Granuloma annulare is a skin condition that consists mainly of raised, reddish or skin-colored bumps (lesions) that form ring patterns usually on the hands and feet.

The exact cause of granuloma annulare is unclear. However, in some cases, the condition may be triggered by minor skin injuries or certain medications. Some types of granuloma annulare develop most commonly in adults, while other types may affect only children.

In most cases, granuloma annulare causes no pain or itching, therefore it does not require any treatment. The lesions typically disappear on their own within a couple of years. If the lesions’ appearance is bothersome, prescription medications may help speed up their disappearance.



Symptoms of granuloma annulare may vary relative to the variety:


  • Localized: The most common type of granuloma annulare, which most commonly occurs in young adults, especially women. It mostly affects the hands, feet, wrists and ankles causing lesions with a circular or semicircular shape.
  • Generalized: This type of granuloma annulare mostly affects adults and causes lesions over a large portion of the body including the trunk, arms and legs. Generalized granuloma annulare is likely to be itchy.
  • Subcutaneous: This type of granuloma annulare occurs predominantly in children and it produces a firm lump under the skin rather than a rash.



The exact cause of granuloma annulare is unknown.
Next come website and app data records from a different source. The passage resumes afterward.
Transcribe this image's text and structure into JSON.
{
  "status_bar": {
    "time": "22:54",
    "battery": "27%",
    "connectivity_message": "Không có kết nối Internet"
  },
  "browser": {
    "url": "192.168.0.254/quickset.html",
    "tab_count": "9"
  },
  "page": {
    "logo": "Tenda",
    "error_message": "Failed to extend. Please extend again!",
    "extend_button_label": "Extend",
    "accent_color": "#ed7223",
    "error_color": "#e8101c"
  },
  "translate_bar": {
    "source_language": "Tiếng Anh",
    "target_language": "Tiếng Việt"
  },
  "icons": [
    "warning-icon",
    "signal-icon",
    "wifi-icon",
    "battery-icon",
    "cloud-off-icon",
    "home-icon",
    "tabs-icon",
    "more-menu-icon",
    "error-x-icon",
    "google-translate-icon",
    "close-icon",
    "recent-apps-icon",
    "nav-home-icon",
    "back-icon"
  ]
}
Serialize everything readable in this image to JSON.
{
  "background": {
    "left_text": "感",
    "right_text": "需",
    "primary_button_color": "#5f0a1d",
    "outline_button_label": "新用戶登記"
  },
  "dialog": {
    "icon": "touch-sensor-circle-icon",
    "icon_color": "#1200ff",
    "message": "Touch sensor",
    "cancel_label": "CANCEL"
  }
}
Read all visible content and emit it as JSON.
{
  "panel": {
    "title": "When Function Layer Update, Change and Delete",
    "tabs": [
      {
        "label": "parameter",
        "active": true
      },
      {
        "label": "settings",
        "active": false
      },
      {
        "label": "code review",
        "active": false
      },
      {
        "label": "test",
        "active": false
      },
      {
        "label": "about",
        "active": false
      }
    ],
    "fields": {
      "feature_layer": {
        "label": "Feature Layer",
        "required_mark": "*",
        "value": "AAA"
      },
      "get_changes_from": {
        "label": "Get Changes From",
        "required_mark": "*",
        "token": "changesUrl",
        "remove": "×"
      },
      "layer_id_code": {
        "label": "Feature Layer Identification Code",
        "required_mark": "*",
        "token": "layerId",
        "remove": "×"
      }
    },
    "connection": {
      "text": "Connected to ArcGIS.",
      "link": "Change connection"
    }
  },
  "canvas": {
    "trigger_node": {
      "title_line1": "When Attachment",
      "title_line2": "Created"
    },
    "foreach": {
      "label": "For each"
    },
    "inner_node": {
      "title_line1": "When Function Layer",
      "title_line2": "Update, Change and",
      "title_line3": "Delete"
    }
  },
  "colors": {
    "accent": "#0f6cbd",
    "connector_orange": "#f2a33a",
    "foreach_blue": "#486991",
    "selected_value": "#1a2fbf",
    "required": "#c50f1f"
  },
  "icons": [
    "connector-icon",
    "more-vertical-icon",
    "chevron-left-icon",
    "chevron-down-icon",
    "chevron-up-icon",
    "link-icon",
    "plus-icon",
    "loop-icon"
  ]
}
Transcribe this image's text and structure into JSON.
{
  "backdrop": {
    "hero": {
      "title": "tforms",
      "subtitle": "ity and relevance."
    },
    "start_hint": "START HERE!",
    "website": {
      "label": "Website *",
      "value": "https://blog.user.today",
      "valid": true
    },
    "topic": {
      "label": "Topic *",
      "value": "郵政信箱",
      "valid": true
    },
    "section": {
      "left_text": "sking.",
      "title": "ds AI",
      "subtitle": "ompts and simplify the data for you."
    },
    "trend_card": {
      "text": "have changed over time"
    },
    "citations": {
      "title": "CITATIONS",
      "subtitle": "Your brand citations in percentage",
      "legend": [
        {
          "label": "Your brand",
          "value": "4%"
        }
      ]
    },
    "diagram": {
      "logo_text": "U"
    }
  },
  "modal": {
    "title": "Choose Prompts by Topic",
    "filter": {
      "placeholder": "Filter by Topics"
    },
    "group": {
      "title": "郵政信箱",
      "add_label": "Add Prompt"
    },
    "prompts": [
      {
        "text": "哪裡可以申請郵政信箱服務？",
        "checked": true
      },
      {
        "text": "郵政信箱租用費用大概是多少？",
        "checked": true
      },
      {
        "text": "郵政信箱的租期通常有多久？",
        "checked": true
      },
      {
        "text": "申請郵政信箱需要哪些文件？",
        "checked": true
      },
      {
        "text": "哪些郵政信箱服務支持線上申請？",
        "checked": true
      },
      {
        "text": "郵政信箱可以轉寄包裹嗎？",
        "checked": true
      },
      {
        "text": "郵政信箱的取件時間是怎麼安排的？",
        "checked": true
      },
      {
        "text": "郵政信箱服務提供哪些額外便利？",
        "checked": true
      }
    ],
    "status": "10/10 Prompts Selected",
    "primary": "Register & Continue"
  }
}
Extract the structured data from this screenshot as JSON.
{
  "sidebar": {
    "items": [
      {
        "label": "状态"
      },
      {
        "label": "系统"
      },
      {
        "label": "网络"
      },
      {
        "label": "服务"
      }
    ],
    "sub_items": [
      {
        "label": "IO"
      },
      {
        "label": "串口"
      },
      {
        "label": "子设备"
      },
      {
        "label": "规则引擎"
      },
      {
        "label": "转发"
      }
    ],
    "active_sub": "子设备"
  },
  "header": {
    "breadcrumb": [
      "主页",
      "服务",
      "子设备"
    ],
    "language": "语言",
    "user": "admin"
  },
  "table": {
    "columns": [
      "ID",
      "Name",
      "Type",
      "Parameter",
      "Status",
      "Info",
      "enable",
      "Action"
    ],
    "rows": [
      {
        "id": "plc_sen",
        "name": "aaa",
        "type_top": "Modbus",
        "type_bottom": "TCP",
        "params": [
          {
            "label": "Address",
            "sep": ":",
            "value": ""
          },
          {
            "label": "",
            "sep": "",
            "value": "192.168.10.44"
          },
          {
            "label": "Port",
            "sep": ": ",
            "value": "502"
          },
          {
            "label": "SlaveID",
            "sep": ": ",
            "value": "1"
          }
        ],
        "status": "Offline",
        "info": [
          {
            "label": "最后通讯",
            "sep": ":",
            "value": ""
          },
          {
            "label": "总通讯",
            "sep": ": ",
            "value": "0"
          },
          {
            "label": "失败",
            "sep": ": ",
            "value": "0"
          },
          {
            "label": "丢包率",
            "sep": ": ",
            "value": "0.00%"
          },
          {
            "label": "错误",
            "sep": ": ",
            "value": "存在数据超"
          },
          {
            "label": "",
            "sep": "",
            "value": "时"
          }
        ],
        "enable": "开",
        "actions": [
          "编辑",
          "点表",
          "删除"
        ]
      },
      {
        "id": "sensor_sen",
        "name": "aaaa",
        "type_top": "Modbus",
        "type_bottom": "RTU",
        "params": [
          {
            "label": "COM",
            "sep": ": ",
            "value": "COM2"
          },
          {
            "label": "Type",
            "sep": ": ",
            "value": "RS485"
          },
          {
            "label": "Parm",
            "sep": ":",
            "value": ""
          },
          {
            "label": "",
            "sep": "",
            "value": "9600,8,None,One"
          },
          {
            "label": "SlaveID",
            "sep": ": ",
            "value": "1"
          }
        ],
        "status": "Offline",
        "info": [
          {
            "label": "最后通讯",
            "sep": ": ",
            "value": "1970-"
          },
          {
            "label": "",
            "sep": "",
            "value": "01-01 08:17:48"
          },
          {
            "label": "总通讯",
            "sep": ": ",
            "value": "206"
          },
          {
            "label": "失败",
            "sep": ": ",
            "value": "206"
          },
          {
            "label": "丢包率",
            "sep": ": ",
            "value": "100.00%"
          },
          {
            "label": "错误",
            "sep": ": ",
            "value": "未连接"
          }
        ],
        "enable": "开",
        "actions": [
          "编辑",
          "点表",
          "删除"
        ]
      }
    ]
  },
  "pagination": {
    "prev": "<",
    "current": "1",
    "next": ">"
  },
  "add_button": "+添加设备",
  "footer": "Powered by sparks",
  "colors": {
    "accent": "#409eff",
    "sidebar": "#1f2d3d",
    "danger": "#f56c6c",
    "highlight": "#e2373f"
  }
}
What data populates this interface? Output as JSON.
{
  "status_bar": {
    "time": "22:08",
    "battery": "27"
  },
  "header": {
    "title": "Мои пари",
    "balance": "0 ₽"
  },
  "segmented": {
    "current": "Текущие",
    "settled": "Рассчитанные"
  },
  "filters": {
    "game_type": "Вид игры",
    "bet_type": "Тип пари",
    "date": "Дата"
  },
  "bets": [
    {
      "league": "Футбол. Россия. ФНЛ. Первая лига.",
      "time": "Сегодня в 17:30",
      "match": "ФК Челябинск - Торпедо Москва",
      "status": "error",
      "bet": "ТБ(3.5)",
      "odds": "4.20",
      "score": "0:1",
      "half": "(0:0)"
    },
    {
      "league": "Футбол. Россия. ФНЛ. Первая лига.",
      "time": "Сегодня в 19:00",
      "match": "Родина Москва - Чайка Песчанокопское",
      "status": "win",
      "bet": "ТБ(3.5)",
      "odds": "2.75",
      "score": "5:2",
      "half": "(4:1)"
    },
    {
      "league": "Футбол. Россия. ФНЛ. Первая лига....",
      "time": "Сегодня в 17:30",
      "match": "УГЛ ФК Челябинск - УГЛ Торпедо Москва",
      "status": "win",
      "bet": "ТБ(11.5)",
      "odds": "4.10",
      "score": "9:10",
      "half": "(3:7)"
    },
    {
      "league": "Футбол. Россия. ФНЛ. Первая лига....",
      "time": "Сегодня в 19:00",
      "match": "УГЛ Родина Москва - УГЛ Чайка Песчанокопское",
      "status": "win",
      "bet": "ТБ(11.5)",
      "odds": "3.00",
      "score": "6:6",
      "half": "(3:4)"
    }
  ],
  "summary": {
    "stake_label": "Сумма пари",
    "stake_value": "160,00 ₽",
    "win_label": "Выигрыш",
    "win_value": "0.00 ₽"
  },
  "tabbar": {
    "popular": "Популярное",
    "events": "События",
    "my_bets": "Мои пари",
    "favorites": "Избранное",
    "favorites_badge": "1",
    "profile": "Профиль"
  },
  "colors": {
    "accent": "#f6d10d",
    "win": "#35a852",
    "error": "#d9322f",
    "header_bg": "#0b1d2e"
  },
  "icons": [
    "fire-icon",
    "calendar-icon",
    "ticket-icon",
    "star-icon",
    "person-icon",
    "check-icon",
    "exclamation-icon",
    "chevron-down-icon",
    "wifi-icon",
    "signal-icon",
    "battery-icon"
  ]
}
However, in some cases, the condition may be caused by:


  • Animal or insect bites
  • Infections, including hepatitis
  • Vaccinations
  • Tuberculin skin tests
  • Sun exposure


Risk factors

Granuloma annulare that causes a large number of lesions or generalized lesions is sometimes associated with diabetes or thyroid disease.